Task brief: Check each line of the data, and copy those where "interface" appears.

Exercise material:
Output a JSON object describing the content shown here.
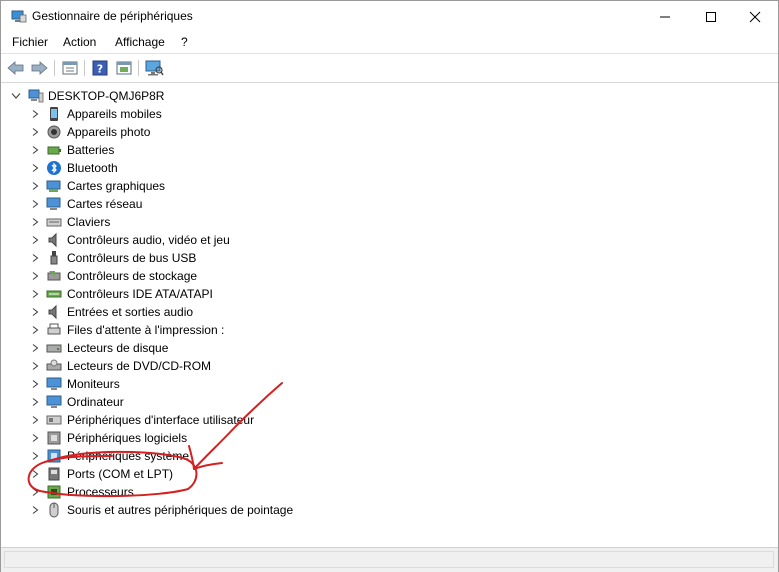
{
  "window": {
    "title": "Gestionnaire de périphériques",
    "icon": "device-manager-icon"
  },
  "menu": [
    "Fichier",
    "Action",
    "Affichage",
    "?"
  ],
  "toolbar": {
    "buttons": [
      "back-arrow-icon",
      "forward-arrow-icon",
      "properties-icon",
      "help-icon",
      "update-view-icon",
      "scan-hardware-icon"
    ]
  },
  "tree": {
    "root": "DESKTOP-QMJ6P8R",
    "nodes": [
      {
        "label": "Appareils mobiles",
        "icon": "mobile-device-icon"
      },
      {
        "label": "Appareils photo",
        "icon": "camera-icon"
      },
      {
        "label": "Batteries",
        "icon": "battery-icon"
      },
      {
        "label": "Bluetooth",
        "icon": "bluetooth-icon"
      },
      {
        "label": "Cartes graphiques",
        "icon": "display-adapter-icon"
      },
      {
        "label": "Cartes réseau",
        "icon": "network-adapter-icon"
      },
      {
        "label": "Claviers",
        "icon": "keyboard-icon"
      },
      {
        "label": "Contrôleurs audio, vidéo et jeu",
        "icon": "speaker-icon"
      },
      {
        "label": "Contrôleurs de bus USB",
        "icon": "usb-icon"
      },
      {
        "label": "Contrôleurs de stockage",
        "icon": "storage-controller-icon"
      },
      {
        "label": "Contrôleurs IDE ATA/ATAPI",
        "icon": "ide-controller-icon"
      },
      {
        "label": "Entrées et sorties audio",
        "icon": "audio-io-icon"
      },
      {
        "label": "Files d'attente à l'impression :",
        "icon": "printer-icon"
      },
      {
        "label": "Lecteurs de disque",
        "icon": "disk-drive-icon"
      },
      {
        "label": "Lecteurs de DVD/CD-ROM",
        "icon": "dvd-drive-icon"
      },
      {
        "label": "Moniteurs",
        "icon": "monitor-icon"
      },
      {
        "label": "Ordinateur",
        "icon": "computer-icon"
      },
      {
        "label": "Périphériques d'interface utilisateur",
        "icon": "hid-icon"
      },
      {
        "label": "Périphériques logiciels",
        "icon": "software-device-icon"
      },
      {
        "label": "Périphériques système",
        "icon": "system-device-icon"
      },
      {
        "label": "Ports (COM et LPT)",
        "icon": "port-icon"
      },
      {
        "label": "Processeurs",
        "icon": "processor-icon"
      },
      {
        "label": "Souris et autres périphériques de pointage",
        "icon": "mouse-icon"
      }
    ]
  },
  "annotation": {
    "color": "#d42020"
  }
}
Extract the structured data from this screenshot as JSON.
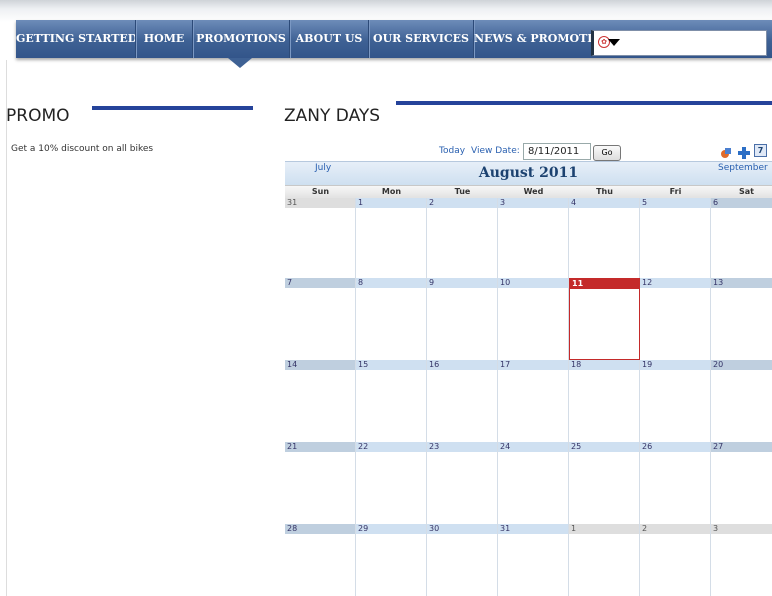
{
  "nav": {
    "tabs": [
      "GETTING STARTED",
      "HOME",
      "PROMOTIONS",
      "ABOUT US",
      "OUR SERVICES",
      "NEWS & PROMOTIONS"
    ],
    "active_tab": "PROMOTIONS",
    "language_icon": "flag-icon"
  },
  "promo": {
    "title": "PROMO",
    "text": "Get a 10% discount on all bikes"
  },
  "calendar": {
    "section_title": "ZANY DAYS",
    "today_label": "Today",
    "view_date_label": "View Date:",
    "view_date_value": "8/11/2011",
    "go_label": "Go",
    "prev_month": "July",
    "next_month": "September",
    "month_title": "August 2011",
    "days_of_week": [
      "Sun",
      "Mon",
      "Tue",
      "Wed",
      "Thu",
      "Fri",
      "Sat"
    ],
    "weeks": [
      [
        "31",
        "1",
        "2",
        "3",
        "4",
        "5",
        "6"
      ],
      [
        "7",
        "8",
        "9",
        "10",
        "11",
        "12",
        "13"
      ],
      [
        "14",
        "15",
        "16",
        "17",
        "18",
        "19",
        "20"
      ],
      [
        "21",
        "22",
        "23",
        "24",
        "25",
        "26",
        "27"
      ],
      [
        "28",
        "29",
        "30",
        "31",
        "1",
        "2",
        "3"
      ]
    ],
    "today_day": "11",
    "accent_color": "#c42a2a",
    "nav_color": "#3e6194",
    "underline_color": "#25439a"
  }
}
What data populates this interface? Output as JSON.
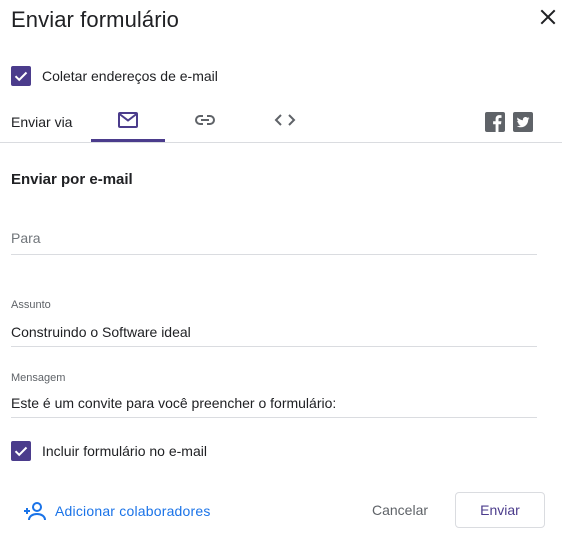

Solution below:
        "label": "Périphériques d'interface utilisateur",
What data populates this interface? Output as JSON.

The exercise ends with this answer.